Instructions for the task | A line belongs in the answer only if it contains the word "intent"; copy every such line from the listing below.

Source data |
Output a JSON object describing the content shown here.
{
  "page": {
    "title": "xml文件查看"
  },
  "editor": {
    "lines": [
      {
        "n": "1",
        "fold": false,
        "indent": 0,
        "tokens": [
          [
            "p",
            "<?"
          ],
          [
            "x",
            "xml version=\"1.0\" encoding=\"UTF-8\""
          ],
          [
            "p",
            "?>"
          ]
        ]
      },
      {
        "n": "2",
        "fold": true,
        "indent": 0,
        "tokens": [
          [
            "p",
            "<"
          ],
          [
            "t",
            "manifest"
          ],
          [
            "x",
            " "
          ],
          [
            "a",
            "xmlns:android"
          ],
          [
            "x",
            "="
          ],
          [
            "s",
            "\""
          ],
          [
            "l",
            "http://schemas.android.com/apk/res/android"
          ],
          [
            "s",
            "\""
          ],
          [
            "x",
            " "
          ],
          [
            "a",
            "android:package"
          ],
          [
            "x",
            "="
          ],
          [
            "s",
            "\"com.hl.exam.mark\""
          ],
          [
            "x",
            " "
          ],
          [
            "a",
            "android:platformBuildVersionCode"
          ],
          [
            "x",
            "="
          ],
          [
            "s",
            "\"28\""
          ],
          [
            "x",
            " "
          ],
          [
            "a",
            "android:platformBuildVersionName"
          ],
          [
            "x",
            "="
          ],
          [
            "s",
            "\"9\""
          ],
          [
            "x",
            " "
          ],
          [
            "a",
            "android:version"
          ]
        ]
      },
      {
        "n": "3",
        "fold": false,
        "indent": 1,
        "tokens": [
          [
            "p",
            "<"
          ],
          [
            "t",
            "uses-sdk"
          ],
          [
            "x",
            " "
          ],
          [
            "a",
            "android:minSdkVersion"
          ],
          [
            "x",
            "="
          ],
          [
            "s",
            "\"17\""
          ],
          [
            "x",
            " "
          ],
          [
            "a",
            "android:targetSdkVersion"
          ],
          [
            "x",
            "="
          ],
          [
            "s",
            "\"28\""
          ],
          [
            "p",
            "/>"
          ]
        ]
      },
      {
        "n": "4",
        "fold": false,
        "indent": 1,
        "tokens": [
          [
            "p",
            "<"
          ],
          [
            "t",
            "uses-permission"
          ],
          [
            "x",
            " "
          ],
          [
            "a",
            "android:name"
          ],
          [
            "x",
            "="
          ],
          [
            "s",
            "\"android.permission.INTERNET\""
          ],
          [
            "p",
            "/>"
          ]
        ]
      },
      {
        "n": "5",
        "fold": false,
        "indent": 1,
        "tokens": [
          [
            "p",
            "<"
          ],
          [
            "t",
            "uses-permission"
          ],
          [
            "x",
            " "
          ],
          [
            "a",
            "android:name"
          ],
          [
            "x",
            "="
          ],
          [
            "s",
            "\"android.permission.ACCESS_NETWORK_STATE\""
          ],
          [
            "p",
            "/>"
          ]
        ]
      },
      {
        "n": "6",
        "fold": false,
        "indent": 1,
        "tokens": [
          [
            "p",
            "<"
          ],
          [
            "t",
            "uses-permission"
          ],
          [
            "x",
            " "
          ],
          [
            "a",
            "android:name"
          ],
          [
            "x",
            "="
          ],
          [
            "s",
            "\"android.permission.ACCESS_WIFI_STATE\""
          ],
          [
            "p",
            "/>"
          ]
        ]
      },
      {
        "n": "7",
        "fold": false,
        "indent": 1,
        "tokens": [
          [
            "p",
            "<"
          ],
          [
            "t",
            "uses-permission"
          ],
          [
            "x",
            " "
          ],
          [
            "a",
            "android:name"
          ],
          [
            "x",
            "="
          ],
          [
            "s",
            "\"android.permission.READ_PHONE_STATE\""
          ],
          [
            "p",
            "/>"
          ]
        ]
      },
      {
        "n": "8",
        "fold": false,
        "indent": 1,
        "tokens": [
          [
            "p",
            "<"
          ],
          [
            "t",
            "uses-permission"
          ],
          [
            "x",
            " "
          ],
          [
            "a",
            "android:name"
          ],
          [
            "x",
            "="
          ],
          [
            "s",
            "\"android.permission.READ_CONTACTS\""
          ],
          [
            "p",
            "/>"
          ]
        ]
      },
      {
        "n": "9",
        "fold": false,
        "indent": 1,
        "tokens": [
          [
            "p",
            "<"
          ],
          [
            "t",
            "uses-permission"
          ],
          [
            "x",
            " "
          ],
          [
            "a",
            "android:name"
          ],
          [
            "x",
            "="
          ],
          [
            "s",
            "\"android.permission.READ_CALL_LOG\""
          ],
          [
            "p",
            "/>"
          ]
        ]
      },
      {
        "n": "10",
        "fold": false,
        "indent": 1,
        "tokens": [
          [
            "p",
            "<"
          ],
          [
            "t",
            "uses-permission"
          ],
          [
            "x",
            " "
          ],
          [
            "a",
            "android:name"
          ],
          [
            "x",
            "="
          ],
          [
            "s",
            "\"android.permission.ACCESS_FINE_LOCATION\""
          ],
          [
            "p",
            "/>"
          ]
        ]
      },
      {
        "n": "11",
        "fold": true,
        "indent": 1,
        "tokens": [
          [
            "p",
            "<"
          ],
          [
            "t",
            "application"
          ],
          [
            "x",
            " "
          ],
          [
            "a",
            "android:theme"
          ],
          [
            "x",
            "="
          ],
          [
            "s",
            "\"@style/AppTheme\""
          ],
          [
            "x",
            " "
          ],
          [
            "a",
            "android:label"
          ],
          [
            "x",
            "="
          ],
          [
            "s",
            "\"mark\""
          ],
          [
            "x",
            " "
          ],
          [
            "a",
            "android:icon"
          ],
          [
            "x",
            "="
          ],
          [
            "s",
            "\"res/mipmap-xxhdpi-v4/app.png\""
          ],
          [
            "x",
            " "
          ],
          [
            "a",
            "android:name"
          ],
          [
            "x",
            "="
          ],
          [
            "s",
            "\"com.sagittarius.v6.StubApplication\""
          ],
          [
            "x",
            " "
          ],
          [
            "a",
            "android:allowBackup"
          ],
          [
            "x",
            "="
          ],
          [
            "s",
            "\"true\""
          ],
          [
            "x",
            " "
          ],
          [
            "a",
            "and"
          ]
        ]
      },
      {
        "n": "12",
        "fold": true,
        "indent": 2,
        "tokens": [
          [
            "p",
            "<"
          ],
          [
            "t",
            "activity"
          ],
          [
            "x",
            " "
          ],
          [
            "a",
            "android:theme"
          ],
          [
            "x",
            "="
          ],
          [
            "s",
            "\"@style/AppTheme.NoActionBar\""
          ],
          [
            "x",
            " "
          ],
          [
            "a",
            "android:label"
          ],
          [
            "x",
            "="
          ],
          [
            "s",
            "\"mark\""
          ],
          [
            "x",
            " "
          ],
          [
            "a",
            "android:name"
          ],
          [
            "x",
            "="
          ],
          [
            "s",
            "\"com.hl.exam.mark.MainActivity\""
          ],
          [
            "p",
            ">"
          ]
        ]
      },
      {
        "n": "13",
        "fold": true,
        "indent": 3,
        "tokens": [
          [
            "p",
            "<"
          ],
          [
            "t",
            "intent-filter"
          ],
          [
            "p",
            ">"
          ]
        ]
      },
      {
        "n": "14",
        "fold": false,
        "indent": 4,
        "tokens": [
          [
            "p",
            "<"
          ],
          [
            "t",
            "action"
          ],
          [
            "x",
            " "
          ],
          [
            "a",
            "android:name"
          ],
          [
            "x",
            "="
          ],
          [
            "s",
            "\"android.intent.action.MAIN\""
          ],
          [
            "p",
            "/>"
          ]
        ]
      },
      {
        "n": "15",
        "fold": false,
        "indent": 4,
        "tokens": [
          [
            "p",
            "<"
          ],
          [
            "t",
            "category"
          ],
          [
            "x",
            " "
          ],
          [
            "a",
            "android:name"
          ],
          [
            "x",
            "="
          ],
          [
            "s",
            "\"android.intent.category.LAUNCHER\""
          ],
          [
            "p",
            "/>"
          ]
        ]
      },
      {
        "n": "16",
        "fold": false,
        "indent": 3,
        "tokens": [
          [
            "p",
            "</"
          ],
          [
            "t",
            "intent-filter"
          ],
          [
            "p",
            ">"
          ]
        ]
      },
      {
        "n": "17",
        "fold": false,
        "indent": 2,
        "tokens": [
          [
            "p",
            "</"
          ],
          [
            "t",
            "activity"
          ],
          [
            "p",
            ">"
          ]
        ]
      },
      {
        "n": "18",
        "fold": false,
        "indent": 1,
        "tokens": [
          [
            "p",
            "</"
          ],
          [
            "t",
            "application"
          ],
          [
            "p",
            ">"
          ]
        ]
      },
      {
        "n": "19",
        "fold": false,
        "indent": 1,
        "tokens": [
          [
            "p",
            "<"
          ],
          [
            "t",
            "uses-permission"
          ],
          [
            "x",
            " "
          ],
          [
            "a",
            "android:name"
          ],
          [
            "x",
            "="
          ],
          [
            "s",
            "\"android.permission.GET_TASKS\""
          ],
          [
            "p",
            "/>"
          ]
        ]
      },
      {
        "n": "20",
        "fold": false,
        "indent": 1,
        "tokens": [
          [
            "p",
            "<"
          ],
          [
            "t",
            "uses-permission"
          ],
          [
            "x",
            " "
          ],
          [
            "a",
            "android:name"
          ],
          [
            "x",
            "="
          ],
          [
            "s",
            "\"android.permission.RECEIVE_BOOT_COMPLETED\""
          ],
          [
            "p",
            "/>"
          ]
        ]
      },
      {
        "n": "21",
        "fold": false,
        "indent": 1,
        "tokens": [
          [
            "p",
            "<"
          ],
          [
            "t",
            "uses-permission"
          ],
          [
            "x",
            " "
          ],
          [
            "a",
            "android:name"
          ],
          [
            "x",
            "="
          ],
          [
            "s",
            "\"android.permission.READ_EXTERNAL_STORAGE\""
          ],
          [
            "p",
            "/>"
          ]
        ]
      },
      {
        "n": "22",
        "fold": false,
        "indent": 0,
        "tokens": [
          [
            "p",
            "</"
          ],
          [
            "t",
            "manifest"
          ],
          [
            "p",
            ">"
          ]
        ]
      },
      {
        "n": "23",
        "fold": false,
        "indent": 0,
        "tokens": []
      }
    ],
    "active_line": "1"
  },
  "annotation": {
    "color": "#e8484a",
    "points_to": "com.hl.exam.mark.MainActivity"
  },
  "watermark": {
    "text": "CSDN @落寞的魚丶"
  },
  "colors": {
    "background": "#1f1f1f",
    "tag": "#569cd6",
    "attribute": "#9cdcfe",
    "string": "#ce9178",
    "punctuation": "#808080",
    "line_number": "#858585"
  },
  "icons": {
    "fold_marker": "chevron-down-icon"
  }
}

Response to this task |
            "intent-filter"
            "\"android.intent.action.MAIN\""
            "\"android.intent.category.LAUNCHER\""
            "intent-filter"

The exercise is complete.